__TASK ITEM__.
Check each line of the data below for the word "been", then extract the ones that have it.

__EXERCISE DATA__.
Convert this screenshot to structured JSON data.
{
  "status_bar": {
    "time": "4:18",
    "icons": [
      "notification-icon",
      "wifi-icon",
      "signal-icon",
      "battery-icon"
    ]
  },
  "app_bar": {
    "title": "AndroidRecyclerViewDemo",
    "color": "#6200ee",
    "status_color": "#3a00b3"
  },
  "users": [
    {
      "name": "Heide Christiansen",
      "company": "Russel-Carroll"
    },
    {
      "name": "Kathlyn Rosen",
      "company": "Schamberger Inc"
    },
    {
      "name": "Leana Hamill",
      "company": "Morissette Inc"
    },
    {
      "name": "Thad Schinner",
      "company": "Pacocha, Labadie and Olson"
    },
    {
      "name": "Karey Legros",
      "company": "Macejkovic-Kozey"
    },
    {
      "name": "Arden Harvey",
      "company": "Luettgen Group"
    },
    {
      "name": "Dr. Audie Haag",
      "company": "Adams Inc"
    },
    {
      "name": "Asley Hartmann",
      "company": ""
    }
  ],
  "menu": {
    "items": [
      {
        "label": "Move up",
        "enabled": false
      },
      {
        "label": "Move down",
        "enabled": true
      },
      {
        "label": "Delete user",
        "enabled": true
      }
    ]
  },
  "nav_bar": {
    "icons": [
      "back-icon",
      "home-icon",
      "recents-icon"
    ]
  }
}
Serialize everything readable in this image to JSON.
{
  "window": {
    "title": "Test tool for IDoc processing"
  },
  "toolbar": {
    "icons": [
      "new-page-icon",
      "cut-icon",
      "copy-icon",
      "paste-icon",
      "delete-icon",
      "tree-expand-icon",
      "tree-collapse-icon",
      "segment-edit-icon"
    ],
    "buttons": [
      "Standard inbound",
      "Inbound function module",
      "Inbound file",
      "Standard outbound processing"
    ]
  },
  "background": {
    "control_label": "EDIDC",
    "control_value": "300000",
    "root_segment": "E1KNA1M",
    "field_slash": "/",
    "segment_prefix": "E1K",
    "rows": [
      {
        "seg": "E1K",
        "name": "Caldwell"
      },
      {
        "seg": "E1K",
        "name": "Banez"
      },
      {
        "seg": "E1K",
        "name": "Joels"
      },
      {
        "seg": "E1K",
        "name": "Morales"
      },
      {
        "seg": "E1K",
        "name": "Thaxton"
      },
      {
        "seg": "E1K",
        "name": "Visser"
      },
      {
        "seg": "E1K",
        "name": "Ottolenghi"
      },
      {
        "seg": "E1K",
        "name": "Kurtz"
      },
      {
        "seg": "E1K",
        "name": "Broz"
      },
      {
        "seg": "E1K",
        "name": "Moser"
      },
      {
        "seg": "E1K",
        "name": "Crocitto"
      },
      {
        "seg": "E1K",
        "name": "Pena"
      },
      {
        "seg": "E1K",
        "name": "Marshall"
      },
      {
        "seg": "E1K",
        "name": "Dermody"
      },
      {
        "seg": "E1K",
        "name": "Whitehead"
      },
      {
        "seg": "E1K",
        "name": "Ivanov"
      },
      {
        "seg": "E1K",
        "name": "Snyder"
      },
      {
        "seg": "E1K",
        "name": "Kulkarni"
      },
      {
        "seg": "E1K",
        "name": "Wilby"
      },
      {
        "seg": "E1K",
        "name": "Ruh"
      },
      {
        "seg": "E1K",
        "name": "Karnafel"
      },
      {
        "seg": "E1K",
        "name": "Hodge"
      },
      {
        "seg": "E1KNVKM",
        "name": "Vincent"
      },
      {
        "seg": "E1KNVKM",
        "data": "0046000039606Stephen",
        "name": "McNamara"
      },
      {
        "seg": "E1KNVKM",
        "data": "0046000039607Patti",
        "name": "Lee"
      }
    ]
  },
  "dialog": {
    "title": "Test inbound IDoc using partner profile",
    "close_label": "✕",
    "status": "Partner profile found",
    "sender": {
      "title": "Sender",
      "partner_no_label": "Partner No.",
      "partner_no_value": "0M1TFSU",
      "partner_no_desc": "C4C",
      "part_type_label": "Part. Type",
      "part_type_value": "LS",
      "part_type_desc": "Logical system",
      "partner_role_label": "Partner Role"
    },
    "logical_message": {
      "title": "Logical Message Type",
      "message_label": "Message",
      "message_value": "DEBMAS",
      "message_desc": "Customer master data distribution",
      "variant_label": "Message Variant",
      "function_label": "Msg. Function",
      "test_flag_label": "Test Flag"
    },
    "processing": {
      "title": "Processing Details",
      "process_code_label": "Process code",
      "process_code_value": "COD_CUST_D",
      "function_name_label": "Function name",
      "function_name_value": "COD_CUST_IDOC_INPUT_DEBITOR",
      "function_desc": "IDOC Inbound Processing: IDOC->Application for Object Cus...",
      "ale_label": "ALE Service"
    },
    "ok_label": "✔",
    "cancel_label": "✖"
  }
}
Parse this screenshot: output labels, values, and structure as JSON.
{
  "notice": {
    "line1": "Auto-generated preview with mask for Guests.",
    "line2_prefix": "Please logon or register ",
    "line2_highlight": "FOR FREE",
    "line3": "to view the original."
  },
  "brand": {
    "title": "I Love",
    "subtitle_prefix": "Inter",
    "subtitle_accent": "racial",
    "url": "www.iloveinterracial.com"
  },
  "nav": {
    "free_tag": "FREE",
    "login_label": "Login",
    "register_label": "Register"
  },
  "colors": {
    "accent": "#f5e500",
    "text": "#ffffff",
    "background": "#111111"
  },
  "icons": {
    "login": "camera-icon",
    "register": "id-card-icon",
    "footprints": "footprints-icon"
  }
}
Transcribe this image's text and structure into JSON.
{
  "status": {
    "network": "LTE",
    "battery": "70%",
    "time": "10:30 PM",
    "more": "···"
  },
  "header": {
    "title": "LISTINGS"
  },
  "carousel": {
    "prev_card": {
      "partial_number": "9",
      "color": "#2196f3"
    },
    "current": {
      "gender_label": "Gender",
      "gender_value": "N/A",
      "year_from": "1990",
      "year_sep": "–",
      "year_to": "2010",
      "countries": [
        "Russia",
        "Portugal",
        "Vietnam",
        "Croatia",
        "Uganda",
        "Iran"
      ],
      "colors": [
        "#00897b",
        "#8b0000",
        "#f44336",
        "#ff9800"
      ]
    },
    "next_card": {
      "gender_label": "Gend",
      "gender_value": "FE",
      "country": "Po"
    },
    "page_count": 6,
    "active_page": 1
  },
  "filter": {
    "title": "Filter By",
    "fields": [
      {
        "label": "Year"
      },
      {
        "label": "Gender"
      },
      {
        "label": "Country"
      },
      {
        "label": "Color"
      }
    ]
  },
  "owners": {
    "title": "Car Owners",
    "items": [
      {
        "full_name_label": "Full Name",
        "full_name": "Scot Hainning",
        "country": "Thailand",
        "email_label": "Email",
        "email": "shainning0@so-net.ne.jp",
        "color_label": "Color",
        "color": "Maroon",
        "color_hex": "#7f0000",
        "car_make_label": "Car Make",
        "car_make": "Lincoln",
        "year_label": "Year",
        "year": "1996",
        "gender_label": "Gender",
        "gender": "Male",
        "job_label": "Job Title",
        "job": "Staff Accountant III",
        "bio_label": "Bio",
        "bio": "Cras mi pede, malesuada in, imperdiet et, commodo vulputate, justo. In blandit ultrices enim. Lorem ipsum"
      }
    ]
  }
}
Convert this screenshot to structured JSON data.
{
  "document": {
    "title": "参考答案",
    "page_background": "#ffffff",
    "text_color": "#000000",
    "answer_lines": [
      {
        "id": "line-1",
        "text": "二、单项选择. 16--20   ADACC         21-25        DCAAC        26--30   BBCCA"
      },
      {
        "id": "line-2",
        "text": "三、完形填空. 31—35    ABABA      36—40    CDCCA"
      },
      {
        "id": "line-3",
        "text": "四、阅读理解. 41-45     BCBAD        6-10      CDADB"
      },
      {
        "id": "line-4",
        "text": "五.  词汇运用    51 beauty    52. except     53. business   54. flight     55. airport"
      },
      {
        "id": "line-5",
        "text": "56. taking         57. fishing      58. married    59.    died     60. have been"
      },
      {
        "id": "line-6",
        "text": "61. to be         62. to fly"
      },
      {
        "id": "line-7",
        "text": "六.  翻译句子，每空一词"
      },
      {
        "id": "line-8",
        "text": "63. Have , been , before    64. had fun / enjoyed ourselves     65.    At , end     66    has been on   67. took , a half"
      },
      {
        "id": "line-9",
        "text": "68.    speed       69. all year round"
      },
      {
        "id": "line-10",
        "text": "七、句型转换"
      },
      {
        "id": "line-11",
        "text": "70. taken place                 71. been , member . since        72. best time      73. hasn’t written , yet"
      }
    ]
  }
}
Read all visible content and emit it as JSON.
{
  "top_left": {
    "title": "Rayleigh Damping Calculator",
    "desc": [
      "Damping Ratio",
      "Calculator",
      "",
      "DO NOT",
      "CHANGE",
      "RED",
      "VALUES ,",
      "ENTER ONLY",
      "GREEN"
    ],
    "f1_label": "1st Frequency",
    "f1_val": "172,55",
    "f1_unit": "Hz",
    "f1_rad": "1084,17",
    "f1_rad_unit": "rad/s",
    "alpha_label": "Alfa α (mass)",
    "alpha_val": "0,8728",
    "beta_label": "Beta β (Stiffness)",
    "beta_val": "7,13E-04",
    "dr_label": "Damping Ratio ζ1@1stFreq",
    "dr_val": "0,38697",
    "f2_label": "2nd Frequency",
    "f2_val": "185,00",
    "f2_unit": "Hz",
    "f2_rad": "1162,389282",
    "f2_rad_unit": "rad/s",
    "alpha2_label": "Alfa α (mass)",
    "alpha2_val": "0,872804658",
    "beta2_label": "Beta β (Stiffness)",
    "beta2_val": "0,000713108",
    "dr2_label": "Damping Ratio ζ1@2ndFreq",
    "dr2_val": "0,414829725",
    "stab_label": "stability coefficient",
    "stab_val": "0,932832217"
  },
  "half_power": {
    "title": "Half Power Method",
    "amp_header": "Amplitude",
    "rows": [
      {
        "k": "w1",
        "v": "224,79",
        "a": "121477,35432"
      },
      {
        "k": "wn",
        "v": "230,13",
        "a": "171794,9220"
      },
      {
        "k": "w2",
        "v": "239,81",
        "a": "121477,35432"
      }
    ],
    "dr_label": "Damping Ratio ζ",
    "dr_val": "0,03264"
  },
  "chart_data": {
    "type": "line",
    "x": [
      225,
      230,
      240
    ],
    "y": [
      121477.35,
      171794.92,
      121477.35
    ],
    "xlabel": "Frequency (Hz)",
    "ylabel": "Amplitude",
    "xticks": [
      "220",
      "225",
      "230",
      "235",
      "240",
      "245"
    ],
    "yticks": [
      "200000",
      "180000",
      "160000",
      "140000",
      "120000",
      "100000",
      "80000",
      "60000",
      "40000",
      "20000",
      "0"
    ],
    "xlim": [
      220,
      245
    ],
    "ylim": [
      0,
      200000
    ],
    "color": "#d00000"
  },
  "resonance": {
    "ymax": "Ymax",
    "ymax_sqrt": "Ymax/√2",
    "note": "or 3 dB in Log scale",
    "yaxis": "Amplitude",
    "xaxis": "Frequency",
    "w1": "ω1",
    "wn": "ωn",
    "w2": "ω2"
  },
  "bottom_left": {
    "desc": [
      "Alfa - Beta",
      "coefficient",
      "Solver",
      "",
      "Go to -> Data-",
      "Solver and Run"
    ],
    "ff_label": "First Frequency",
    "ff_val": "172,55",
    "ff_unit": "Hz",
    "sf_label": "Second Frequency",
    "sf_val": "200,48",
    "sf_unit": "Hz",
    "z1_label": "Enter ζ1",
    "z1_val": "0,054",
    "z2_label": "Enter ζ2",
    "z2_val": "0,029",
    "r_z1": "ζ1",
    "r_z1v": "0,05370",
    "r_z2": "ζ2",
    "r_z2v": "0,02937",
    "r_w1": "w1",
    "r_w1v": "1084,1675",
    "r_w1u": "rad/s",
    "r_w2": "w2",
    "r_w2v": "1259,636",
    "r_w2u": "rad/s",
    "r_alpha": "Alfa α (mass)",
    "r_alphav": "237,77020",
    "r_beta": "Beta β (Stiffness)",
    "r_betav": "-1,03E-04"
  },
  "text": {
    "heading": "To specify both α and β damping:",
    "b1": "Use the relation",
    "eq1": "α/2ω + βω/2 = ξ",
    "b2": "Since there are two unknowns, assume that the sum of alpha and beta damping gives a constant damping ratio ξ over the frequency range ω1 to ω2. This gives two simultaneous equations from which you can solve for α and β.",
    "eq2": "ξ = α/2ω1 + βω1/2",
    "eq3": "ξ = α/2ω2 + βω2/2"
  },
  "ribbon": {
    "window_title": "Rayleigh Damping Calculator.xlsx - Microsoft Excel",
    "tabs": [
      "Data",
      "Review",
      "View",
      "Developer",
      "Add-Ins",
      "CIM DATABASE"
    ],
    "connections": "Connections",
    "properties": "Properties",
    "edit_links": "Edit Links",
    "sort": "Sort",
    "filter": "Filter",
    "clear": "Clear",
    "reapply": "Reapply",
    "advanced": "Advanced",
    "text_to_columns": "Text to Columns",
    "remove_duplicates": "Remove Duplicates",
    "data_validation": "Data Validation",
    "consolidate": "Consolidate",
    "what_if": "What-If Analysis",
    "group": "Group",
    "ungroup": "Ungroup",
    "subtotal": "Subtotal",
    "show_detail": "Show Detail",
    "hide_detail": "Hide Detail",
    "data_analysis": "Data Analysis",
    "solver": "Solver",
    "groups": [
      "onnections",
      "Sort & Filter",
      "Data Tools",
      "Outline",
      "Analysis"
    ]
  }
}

__RESPONSE AREA__.
        "text": "56. taking         57. fishing      58. married    59.    died     60. have been"
        "text": "63. Have , been , before    64. had fun / enjoyed ourselves     65.    At , end     66    has been on   67. took , a half"
        "text": "70. taken place                 71. been , member . since        72. best time      73. hasn’t written , yet"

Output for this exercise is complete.